The output should contain the listing word for word and no pictures.
━━ Supplied records
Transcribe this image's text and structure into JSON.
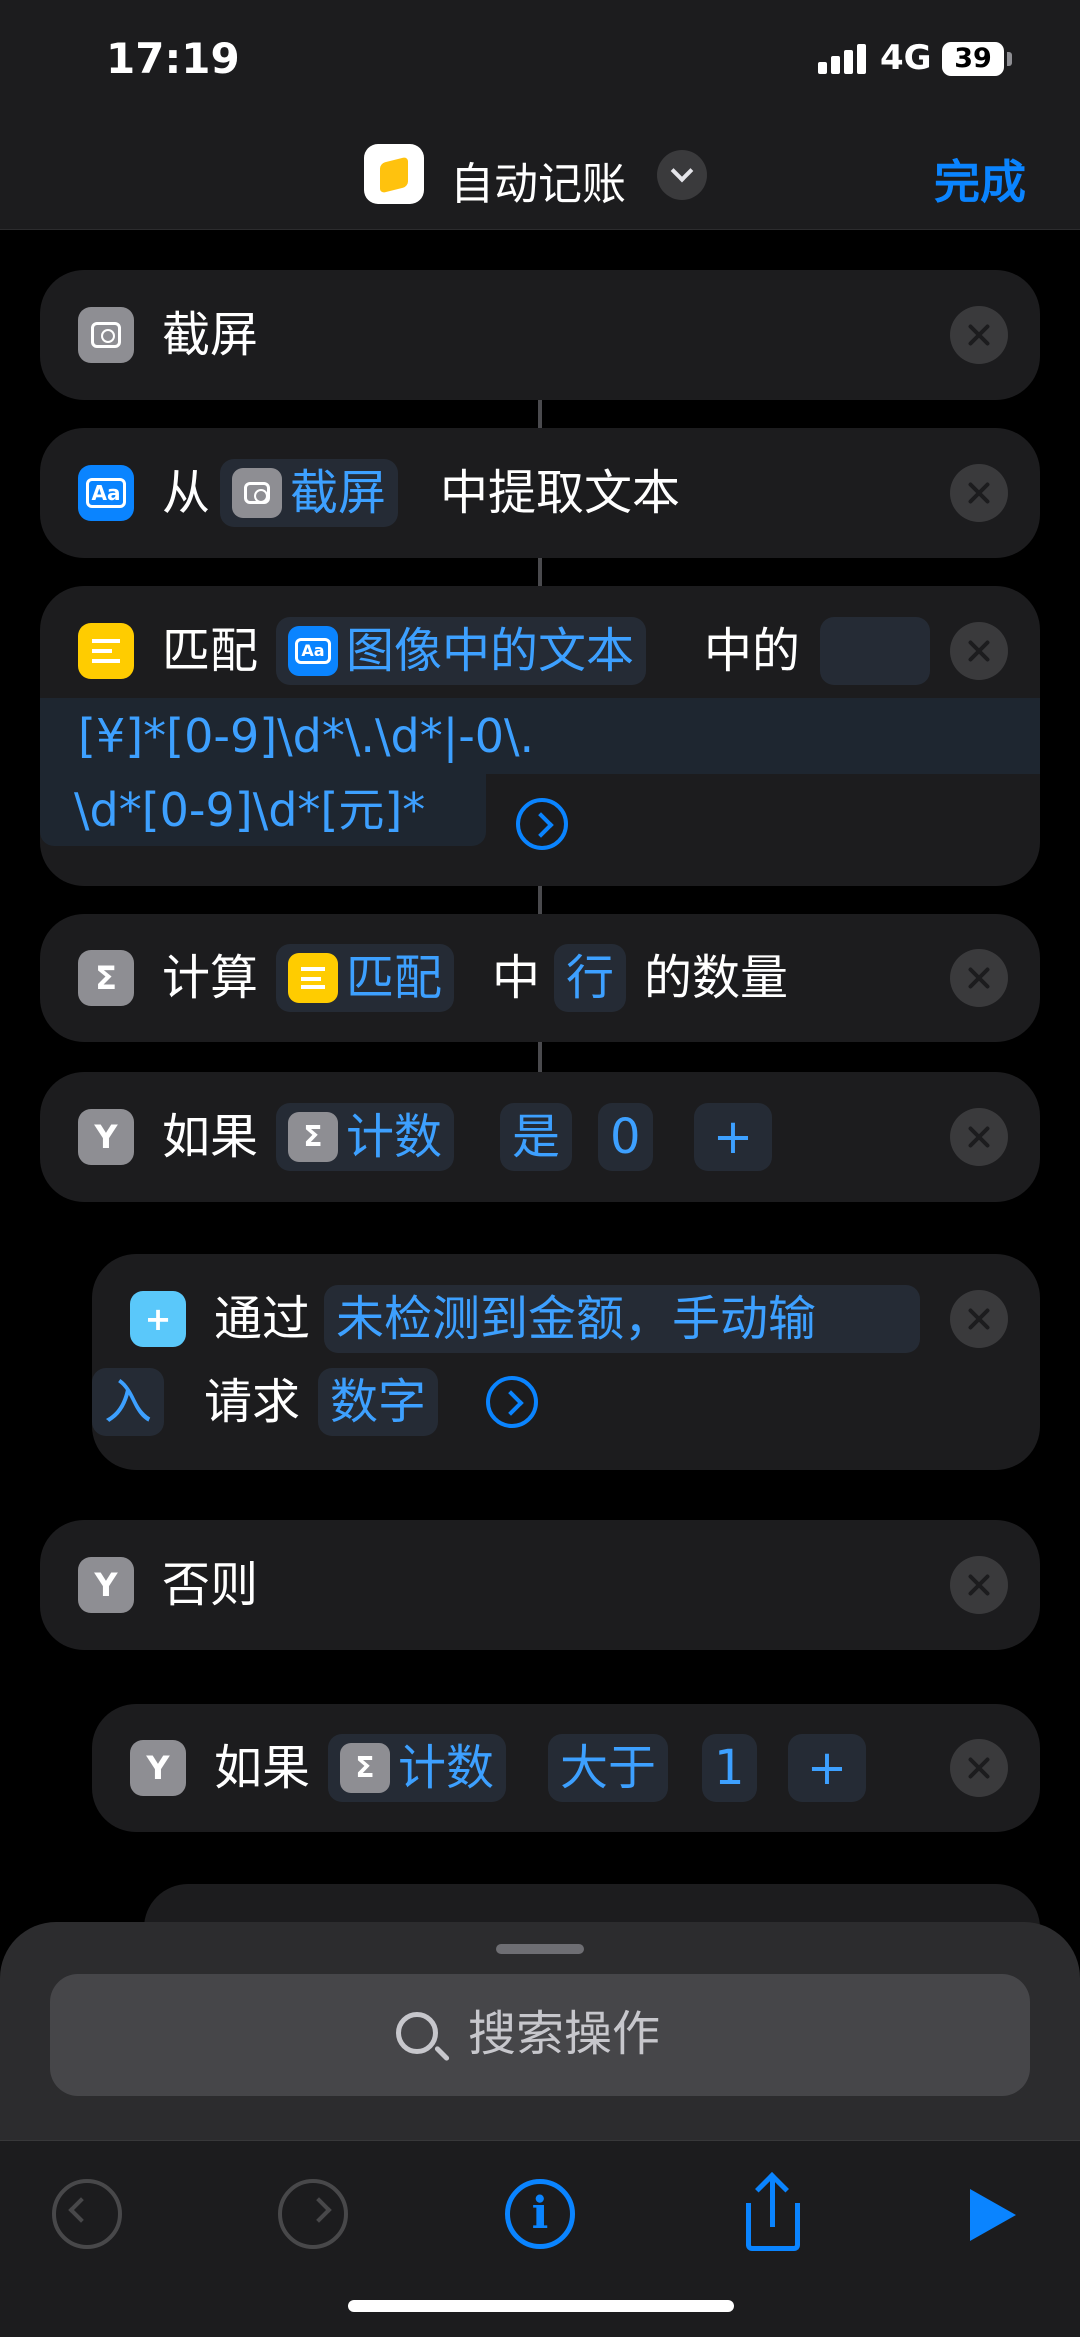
{
  "status_bar": {
    "time": "17:19",
    "network": "4G",
    "battery": "39"
  },
  "nav": {
    "title": "自动记账",
    "done_label": "完成"
  },
  "actions": {
    "screenshot": {
      "label": "截屏"
    },
    "extract": {
      "prefix": "从",
      "var": "截屏",
      "suffix": "中提取文本"
    },
    "match": {
      "prefix": "匹配",
      "var": "图像中的文本",
      "mid": "中的",
      "regex_line1": "[¥]*[0-9]\\d*\\.\\d*|-0\\.",
      "regex_line2": "\\d*[0-9]\\d*[元]*"
    },
    "count": {
      "prefix": "计算",
      "var": "匹配",
      "mid": "中",
      "unit": "行",
      "suffix": "的数量"
    },
    "if1": {
      "prefix": "如果",
      "var": "计数",
      "op": "是",
      "value": "0",
      "plus": "+"
    },
    "ask": {
      "prefix": "通过",
      "prompt_line1": "未检测到金额，手动输",
      "prompt_line2": "入",
      "mid": "请求",
      "type": "数字"
    },
    "otherwise": {
      "label": "否则"
    },
    "if2": {
      "prefix": "如果",
      "var": "计数",
      "op": "大于",
      "value": "1",
      "plus": "+"
    }
  },
  "sheet": {
    "search_placeholder": "搜索操作"
  },
  "icons": {
    "screenshot": "screenshot-icon",
    "text": "text-icon",
    "match": "match-icon",
    "calc": "calculate-icon",
    "if": "if-icon",
    "ask": "ask-input-icon",
    "close": "close-icon"
  },
  "colors": {
    "accent": "#0a84ff",
    "card": "#1c1c1e",
    "background": "#000000"
  }
}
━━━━
◆ Result ◆
Transcribe this image's text and structure into JSON.
{
  "status_bar": {
    "time": "17:19",
    "network": "4G",
    "battery": "39"
  },
  "nav": {
    "title": "自动记账",
    "done_label": "完成"
  },
  "actions": {
    "screenshot": {
      "label": "截屏"
    },
    "extract": {
      "prefix": "从",
      "var": "截屏",
      "suffix": "中提取文本"
    },
    "match": {
      "prefix": "匹配",
      "var": "图像中的文本",
      "mid": "中的",
      "regex_line1": "[¥]*[0-9]\\d*\\.\\d*|-0\\.",
      "regex_line2": "\\d*[0-9]\\d*[元]*"
    },
    "count": {
      "prefix": "计算",
      "var": "匹配",
      "mid": "中",
      "unit": "行",
      "suffix": "的数量"
    },
    "if1": {
      "prefix": "如果",
      "var": "计数",
      "op": "是",
      "value": "0",
      "plus": "+"
    },
    "ask": {
      "prefix": "通过",
      "prompt_line1": "未检测到金额，手动输",
      "prompt_line2": "入",
      "mid": "请求",
      "type": "数字"
    },
    "otherwise": {
      "label": "否则"
    },
    "if2": {
      "prefix": "如果",
      "var": "计数",
      "op": "大于",
      "value": "1",
      "plus": "+"
    }
  },
  "sheet": {
    "search_placeholder": "搜索操作"
  },
  "icons": {
    "screenshot": "screenshot-icon",
    "text": "text-icon",
    "match": "match-icon",
    "calc": "calculate-icon",
    "if": "if-icon",
    "ask": "ask-input-icon",
    "close": "close-icon"
  },
  "colors": {
    "accent": "#0a84ff",
    "card": "#1c1c1e",
    "background": "#000000"
  }
}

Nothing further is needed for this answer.